310 Chartres St., New Orleans, 504-552-4095
TWO STARS (out of four)
The word SoBou was made up for this French Quarter spot as shorthand for “south of Bourbon.” It’s a fanciful name that actually fits the less-than-reverent approach here. While familiar faces behind the Commander’s Palace operation conceived and run SoBou, this is quite a different idea, with the emphasis as much on drinks as dinner. In fact, the proprietors have dubbed this place a “Creole tavern,” and tavern is definitely a good way to think of it.
This restaurant space is inside the W hotel in the French Quarter and for many years it was the Italian restaurant Bacco. The floor plan is the same today, but the look and feel is much different. One room in front is lined with empty bottles, back-lit for a glowing effect. Another – what might be considered the main dining room – is dimly-lit and loud. The bar is the center of the action, and here there are also tables with their own beer taps, for self-serve drafts. On any given day, the crowd is a mix of cocktail nerds drawn by the drinks, hotel guests and small parties out for a roving party night.
Appetizers and Entrees
The SoBou menu doesn’t really adhere to the standard restaurant format. There are some full-sized entrees, but these seem like add-ons for the hotel guests or for those who insist on having a conventional meal in such an unconventional spot. Mostly, the menu boasts upscale, concept-heavy bar snacks. A good example are the “tuna cones,” which are tiny, finger-sized waffle cones filled with chopped raw tuna and topped with avocado ice cream. The flavor combination works, but it’s a strange dish to behold and a stranger one still to try to hold and nibble. For shrimp pinchos whole, tail-on shrimp are threaded onto skewers, coated with sticky/spicy/sweet pepper jelly and then stuck into a slice of pineapple. Sweet potato beignets are more straightforward, but the promised foie gras is barely discernable. Foie gras figures more noticeable in a burger. At a hefty $24, it’s a very small burger, topped with a slice of foie gras and served with a gulp-sized “foie gras root beer float.” For more substantial fare, try the excellent gumbo, the satisfying oyster taco and basic side orders like boudin balls and fries with pimento cheese dip.

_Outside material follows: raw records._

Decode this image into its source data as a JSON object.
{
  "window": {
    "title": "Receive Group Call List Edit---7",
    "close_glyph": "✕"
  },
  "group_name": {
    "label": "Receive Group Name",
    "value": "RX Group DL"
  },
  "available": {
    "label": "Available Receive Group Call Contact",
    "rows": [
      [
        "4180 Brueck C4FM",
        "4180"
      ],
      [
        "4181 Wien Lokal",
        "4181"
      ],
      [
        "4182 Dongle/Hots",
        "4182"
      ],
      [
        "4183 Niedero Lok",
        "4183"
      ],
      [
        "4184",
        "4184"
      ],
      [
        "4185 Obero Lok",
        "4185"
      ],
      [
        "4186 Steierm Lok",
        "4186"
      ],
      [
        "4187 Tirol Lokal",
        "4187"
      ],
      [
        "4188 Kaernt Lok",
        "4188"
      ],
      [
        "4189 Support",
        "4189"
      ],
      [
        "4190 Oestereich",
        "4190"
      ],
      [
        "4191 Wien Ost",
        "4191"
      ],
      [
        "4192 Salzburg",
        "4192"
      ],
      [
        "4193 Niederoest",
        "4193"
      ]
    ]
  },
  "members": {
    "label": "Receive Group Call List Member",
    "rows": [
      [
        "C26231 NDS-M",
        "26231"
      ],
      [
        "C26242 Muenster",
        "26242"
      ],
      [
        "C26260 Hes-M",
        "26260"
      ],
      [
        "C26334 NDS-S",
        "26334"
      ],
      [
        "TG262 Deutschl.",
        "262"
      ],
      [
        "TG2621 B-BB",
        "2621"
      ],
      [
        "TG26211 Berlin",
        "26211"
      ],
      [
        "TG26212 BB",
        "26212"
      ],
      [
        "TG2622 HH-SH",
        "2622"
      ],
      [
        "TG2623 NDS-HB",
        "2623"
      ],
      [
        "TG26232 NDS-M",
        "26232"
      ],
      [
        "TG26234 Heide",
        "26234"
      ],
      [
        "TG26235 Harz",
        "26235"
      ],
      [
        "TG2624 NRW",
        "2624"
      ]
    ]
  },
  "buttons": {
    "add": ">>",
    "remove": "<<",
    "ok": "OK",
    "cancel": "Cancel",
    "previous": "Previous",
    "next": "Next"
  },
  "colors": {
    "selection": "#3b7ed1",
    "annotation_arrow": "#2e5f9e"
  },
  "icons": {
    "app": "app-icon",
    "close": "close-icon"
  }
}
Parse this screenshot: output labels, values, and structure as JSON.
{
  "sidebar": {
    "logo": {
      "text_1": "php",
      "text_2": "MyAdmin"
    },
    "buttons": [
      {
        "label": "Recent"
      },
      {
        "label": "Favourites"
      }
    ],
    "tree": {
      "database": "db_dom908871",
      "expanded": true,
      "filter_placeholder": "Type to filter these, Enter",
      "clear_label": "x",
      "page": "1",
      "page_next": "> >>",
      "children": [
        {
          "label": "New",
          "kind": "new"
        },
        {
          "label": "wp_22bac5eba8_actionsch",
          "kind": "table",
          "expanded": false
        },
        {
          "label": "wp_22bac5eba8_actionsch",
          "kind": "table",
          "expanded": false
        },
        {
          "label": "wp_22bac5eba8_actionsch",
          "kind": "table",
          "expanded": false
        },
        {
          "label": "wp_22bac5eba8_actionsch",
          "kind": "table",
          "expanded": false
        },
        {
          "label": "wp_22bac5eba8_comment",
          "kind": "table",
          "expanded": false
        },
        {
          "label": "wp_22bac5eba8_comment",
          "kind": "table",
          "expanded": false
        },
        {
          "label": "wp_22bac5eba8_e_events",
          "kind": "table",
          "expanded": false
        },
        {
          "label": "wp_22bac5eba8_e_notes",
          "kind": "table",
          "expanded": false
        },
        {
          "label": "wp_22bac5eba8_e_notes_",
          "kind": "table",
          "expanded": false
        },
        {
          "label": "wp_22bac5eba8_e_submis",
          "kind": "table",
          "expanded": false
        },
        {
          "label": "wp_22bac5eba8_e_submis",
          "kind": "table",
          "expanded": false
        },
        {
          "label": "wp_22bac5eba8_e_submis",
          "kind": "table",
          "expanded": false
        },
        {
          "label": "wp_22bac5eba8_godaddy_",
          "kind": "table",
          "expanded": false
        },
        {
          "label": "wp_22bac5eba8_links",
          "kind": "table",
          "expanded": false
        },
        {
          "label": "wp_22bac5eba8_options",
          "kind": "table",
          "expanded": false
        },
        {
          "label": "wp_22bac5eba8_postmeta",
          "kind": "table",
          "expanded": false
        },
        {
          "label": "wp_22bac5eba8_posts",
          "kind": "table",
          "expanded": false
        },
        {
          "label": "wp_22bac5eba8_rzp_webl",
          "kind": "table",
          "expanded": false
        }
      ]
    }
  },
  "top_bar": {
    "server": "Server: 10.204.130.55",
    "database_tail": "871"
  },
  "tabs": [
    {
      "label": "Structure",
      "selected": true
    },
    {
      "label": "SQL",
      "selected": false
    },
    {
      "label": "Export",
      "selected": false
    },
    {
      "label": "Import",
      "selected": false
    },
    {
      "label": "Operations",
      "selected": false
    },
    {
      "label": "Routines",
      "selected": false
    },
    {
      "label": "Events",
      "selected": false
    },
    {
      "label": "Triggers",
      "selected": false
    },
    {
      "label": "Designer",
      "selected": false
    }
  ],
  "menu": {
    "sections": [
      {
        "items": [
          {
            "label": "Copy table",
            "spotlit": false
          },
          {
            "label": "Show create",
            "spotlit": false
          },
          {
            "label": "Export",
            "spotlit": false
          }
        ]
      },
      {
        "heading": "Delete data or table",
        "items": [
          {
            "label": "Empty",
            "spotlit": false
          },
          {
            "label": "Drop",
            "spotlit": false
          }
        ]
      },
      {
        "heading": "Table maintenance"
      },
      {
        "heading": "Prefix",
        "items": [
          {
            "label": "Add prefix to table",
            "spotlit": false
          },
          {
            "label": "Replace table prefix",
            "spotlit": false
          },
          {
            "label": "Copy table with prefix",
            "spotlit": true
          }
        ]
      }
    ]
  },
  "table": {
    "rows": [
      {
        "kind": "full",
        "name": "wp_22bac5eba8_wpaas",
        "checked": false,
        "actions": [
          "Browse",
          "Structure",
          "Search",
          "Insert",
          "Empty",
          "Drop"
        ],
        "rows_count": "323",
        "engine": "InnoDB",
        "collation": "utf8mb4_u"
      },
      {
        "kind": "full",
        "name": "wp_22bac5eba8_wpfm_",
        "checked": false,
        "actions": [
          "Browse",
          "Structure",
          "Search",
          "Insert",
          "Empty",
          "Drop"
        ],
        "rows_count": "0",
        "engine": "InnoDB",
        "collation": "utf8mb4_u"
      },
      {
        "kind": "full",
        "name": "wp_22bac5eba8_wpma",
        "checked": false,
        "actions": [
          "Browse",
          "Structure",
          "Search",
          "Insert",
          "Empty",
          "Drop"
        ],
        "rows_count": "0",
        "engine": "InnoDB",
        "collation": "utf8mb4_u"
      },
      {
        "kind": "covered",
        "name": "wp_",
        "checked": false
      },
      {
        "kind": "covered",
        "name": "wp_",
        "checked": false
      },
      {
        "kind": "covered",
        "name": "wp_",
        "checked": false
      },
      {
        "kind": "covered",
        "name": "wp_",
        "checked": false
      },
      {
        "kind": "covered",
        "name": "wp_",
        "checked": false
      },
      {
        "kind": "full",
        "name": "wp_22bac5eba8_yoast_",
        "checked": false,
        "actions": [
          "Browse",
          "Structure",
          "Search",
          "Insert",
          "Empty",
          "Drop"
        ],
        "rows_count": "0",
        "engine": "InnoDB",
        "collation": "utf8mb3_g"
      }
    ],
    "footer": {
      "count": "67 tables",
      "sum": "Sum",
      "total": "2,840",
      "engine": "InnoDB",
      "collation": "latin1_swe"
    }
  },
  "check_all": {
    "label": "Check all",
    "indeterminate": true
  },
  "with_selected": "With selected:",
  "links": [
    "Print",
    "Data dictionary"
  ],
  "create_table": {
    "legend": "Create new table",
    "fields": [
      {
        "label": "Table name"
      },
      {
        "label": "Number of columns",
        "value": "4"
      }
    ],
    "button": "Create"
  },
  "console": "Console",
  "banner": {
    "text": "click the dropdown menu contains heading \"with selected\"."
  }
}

The “chocolate coma bar” is basically a dark chocolate torte with candied pecans and salted caramel and the white chocolate bread pudding with cherries jubilee is an interesting combination of two classics.
The craft cocktails have pedigrees and are a strong point and maybe even the essential reason for any visit here. The tavern tables equipped with their own beer taps don’t actually dispense the best beers (those are at the bar). The wine dispensers can be fun if you want to sample a few different bottles, especially with wines that would be very expensive if ordered by the bottle.
While most menu items are not very expensive, you need to combine several of them to have a meal here. Add some pricey drinks (especially wine) and you can easily spend as much here as you would for a full meal at a more conventional upscale restaurant.
This is a very casual, sometimes freewheeling spot, as much about drinks as food and certainly better suited for snacks, pre-gaming or after hours than as the destination for a full-fledged meal. In another neighborhood, it might not make much sense, but as it happens it does help fill a dining and social niche in the Quarter and makes a nice stop on a night on the town.